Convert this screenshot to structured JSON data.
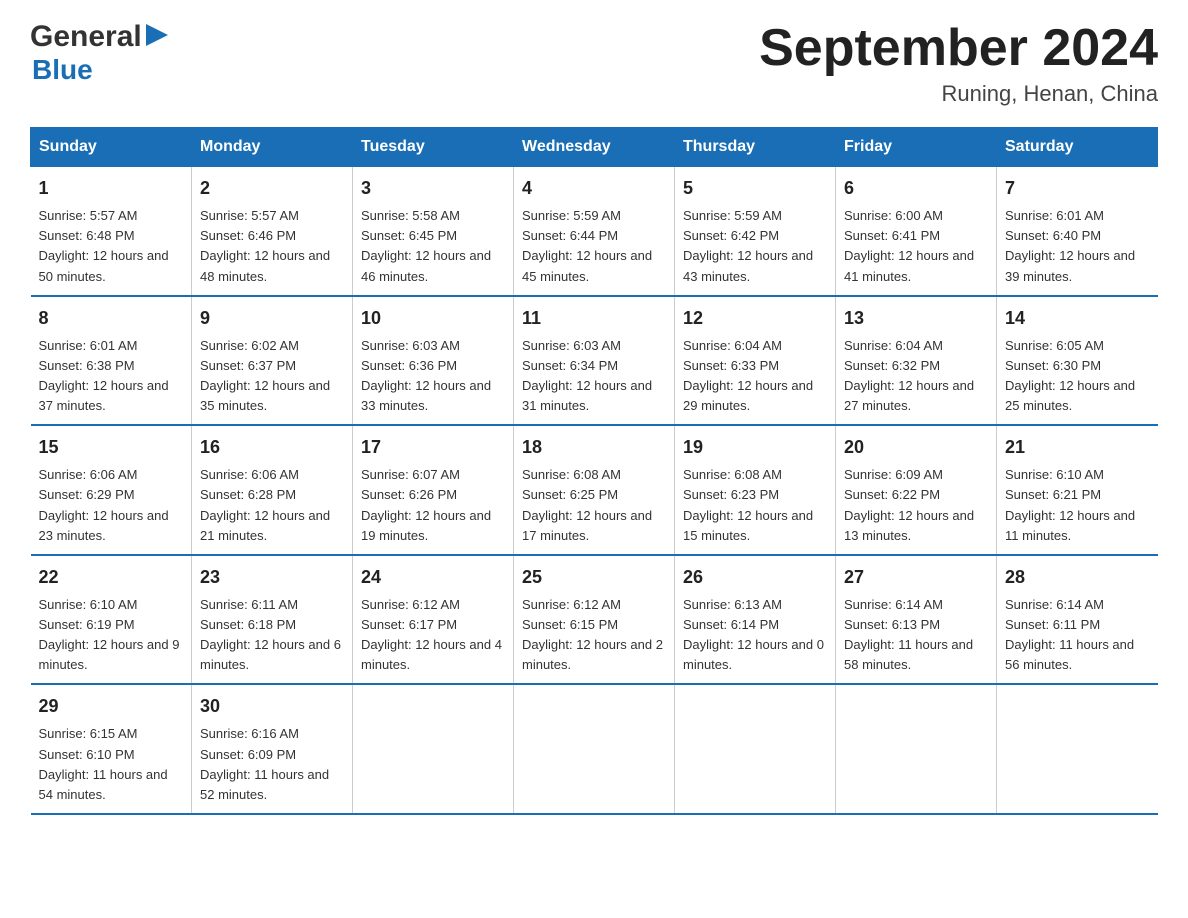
{
  "logo": {
    "general": "General",
    "blue": "Blue"
  },
  "title": "September 2024",
  "subtitle": "Runing, Henan, China",
  "days_header": [
    "Sunday",
    "Monday",
    "Tuesday",
    "Wednesday",
    "Thursday",
    "Friday",
    "Saturday"
  ],
  "weeks": [
    [
      {
        "day": "1",
        "sunrise": "5:57 AM",
        "sunset": "6:48 PM",
        "daylight": "12 hours and 50 minutes."
      },
      {
        "day": "2",
        "sunrise": "5:57 AM",
        "sunset": "6:46 PM",
        "daylight": "12 hours and 48 minutes."
      },
      {
        "day": "3",
        "sunrise": "5:58 AM",
        "sunset": "6:45 PM",
        "daylight": "12 hours and 46 minutes."
      },
      {
        "day": "4",
        "sunrise": "5:59 AM",
        "sunset": "6:44 PM",
        "daylight": "12 hours and 45 minutes."
      },
      {
        "day": "5",
        "sunrise": "5:59 AM",
        "sunset": "6:42 PM",
        "daylight": "12 hours and 43 minutes."
      },
      {
        "day": "6",
        "sunrise": "6:00 AM",
        "sunset": "6:41 PM",
        "daylight": "12 hours and 41 minutes."
      },
      {
        "day": "7",
        "sunrise": "6:01 AM",
        "sunset": "6:40 PM",
        "daylight": "12 hours and 39 minutes."
      }
    ],
    [
      {
        "day": "8",
        "sunrise": "6:01 AM",
        "sunset": "6:38 PM",
        "daylight": "12 hours and 37 minutes."
      },
      {
        "day": "9",
        "sunrise": "6:02 AM",
        "sunset": "6:37 PM",
        "daylight": "12 hours and 35 minutes."
      },
      {
        "day": "10",
        "sunrise": "6:03 AM",
        "sunset": "6:36 PM",
        "daylight": "12 hours and 33 minutes."
      },
      {
        "day": "11",
        "sunrise": "6:03 AM",
        "sunset": "6:34 PM",
        "daylight": "12 hours and 31 minutes."
      },
      {
        "day": "12",
        "sunrise": "6:04 AM",
        "sunset": "6:33 PM",
        "daylight": "12 hours and 29 minutes."
      },
      {
        "day": "13",
        "sunrise": "6:04 AM",
        "sunset": "6:32 PM",
        "daylight": "12 hours and 27 minutes."
      },
      {
        "day": "14",
        "sunrise": "6:05 AM",
        "sunset": "6:30 PM",
        "daylight": "12 hours and 25 minutes."
      }
    ],
    [
      {
        "day": "15",
        "sunrise": "6:06 AM",
        "sunset": "6:29 PM",
        "daylight": "12 hours and 23 minutes."
      },
      {
        "day": "16",
        "sunrise": "6:06 AM",
        "sunset": "6:28 PM",
        "daylight": "12 hours and 21 minutes."
      },
      {
        "day": "17",
        "sunrise": "6:07 AM",
        "sunset": "6:26 PM",
        "daylight": "12 hours and 19 minutes."
      },
      {
        "day": "18",
        "sunrise": "6:08 AM",
        "sunset": "6:25 PM",
        "daylight": "12 hours and 17 minutes."
      },
      {
        "day": "19",
        "sunrise": "6:08 AM",
        "sunset": "6:23 PM",
        "daylight": "12 hours and 15 minutes."
      },
      {
        "day": "20",
        "sunrise": "6:09 AM",
        "sunset": "6:22 PM",
        "daylight": "12 hours and 13 minutes."
      },
      {
        "day": "21",
        "sunrise": "6:10 AM",
        "sunset": "6:21 PM",
        "daylight": "12 hours and 11 minutes."
      }
    ],
    [
      {
        "day": "22",
        "sunrise": "6:10 AM",
        "sunset": "6:19 PM",
        "daylight": "12 hours and 9 minutes."
      },
      {
        "day": "23",
        "sunrise": "6:11 AM",
        "sunset": "6:18 PM",
        "daylight": "12 hours and 6 minutes."
      },
      {
        "day": "24",
        "sunrise": "6:12 AM",
        "sunset": "6:17 PM",
        "daylight": "12 hours and 4 minutes."
      },
      {
        "day": "25",
        "sunrise": "6:12 AM",
        "sunset": "6:15 PM",
        "daylight": "12 hours and 2 minutes."
      },
      {
        "day": "26",
        "sunrise": "6:13 AM",
        "sunset": "6:14 PM",
        "daylight": "12 hours and 0 minutes."
      },
      {
        "day": "27",
        "sunrise": "6:14 AM",
        "sunset": "6:13 PM",
        "daylight": "11 hours and 58 minutes."
      },
      {
        "day": "28",
        "sunrise": "6:14 AM",
        "sunset": "6:11 PM",
        "daylight": "11 hours and 56 minutes."
      }
    ],
    [
      {
        "day": "29",
        "sunrise": "6:15 AM",
        "sunset": "6:10 PM",
        "daylight": "11 hours and 54 minutes."
      },
      {
        "day": "30",
        "sunrise": "6:16 AM",
        "sunset": "6:09 PM",
        "daylight": "11 hours and 52 minutes."
      },
      null,
      null,
      null,
      null,
      null
    ]
  ]
}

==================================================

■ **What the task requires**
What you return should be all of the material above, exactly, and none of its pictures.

■ **Answer to this task**
Convert this screenshot to structured JSON data.
{
  "logo": {
    "general": "General",
    "blue": "Blue"
  },
  "title": "September 2024",
  "subtitle": "Runing, Henan, China",
  "days_header": [
    "Sunday",
    "Monday",
    "Tuesday",
    "Wednesday",
    "Thursday",
    "Friday",
    "Saturday"
  ],
  "weeks": [
    [
      {
        "day": "1",
        "sunrise": "5:57 AM",
        "sunset": "6:48 PM",
        "daylight": "12 hours and 50 minutes."
      },
      {
        "day": "2",
        "sunrise": "5:57 AM",
        "sunset": "6:46 PM",
        "daylight": "12 hours and 48 minutes."
      },
      {
        "day": "3",
        "sunrise": "5:58 AM",
        "sunset": "6:45 PM",
        "daylight": "12 hours and 46 minutes."
      },
      {
        "day": "4",
        "sunrise": "5:59 AM",
        "sunset": "6:44 PM",
        "daylight": "12 hours and 45 minutes."
      },
      {
        "day": "5",
        "sunrise": "5:59 AM",
        "sunset": "6:42 PM",
        "daylight": "12 hours and 43 minutes."
      },
      {
        "day": "6",
        "sunrise": "6:00 AM",
        "sunset": "6:41 PM",
        "daylight": "12 hours and 41 minutes."
      },
      {
        "day": "7",
        "sunrise": "6:01 AM",
        "sunset": "6:40 PM",
        "daylight": "12 hours and 39 minutes."
      }
    ],
    [
      {
        "day": "8",
        "sunrise": "6:01 AM",
        "sunset": "6:38 PM",
        "daylight": "12 hours and 37 minutes."
      },
      {
        "day": "9",
        "sunrise": "6:02 AM",
        "sunset": "6:37 PM",
        "daylight": "12 hours and 35 minutes."
      },
      {
        "day": "10",
        "sunrise": "6:03 AM",
        "sunset": "6:36 PM",
        "daylight": "12 hours and 33 minutes."
      },
      {
        "day": "11",
        "sunrise": "6:03 AM",
        "sunset": "6:34 PM",
        "daylight": "12 hours and 31 minutes."
      },
      {
        "day": "12",
        "sunrise": "6:04 AM",
        "sunset": "6:33 PM",
        "daylight": "12 hours and 29 minutes."
      },
      {
        "day": "13",
        "sunrise": "6:04 AM",
        "sunset": "6:32 PM",
        "daylight": "12 hours and 27 minutes."
      },
      {
        "day": "14",
        "sunrise": "6:05 AM",
        "sunset": "6:30 PM",
        "daylight": "12 hours and 25 minutes."
      }
    ],
    [
      {
        "day": "15",
        "sunrise": "6:06 AM",
        "sunset": "6:29 PM",
        "daylight": "12 hours and 23 minutes."
      },
      {
        "day": "16",
        "sunrise": "6:06 AM",
        "sunset": "6:28 PM",
        "daylight": "12 hours and 21 minutes."
      },
      {
        "day": "17",
        "sunrise": "6:07 AM",
        "sunset": "6:26 PM",
        "daylight": "12 hours and 19 minutes."
      },
      {
        "day": "18",
        "sunrise": "6:08 AM",
        "sunset": "6:25 PM",
        "daylight": "12 hours and 17 minutes."
      },
      {
        "day": "19",
        "sunrise": "6:08 AM",
        "sunset": "6:23 PM",
        "daylight": "12 hours and 15 minutes."
      },
      {
        "day": "20",
        "sunrise": "6:09 AM",
        "sunset": "6:22 PM",
        "daylight": "12 hours and 13 minutes."
      },
      {
        "day": "21",
        "sunrise": "6:10 AM",
        "sunset": "6:21 PM",
        "daylight": "12 hours and 11 minutes."
      }
    ],
    [
      {
        "day": "22",
        "sunrise": "6:10 AM",
        "sunset": "6:19 PM",
        "daylight": "12 hours and 9 minutes."
      },
      {
        "day": "23",
        "sunrise": "6:11 AM",
        "sunset": "6:18 PM",
        "daylight": "12 hours and 6 minutes."
      },
      {
        "day": "24",
        "sunrise": "6:12 AM",
        "sunset": "6:17 PM",
        "daylight": "12 hours and 4 minutes."
      },
      {
        "day": "25",
        "sunrise": "6:12 AM",
        "sunset": "6:15 PM",
        "daylight": "12 hours and 2 minutes."
      },
      {
        "day": "26",
        "sunrise": "6:13 AM",
        "sunset": "6:14 PM",
        "daylight": "12 hours and 0 minutes."
      },
      {
        "day": "27",
        "sunrise": "6:14 AM",
        "sunset": "6:13 PM",
        "daylight": "11 hours and 58 minutes."
      },
      {
        "day": "28",
        "sunrise": "6:14 AM",
        "sunset": "6:11 PM",
        "daylight": "11 hours and 56 minutes."
      }
    ],
    [
      {
        "day": "29",
        "sunrise": "6:15 AM",
        "sunset": "6:10 PM",
        "daylight": "11 hours and 54 minutes."
      },
      {
        "day": "30",
        "sunrise": "6:16 AM",
        "sunset": "6:09 PM",
        "daylight": "11 hours and 52 minutes."
      },
      null,
      null,
      null,
      null,
      null
    ]
  ]
}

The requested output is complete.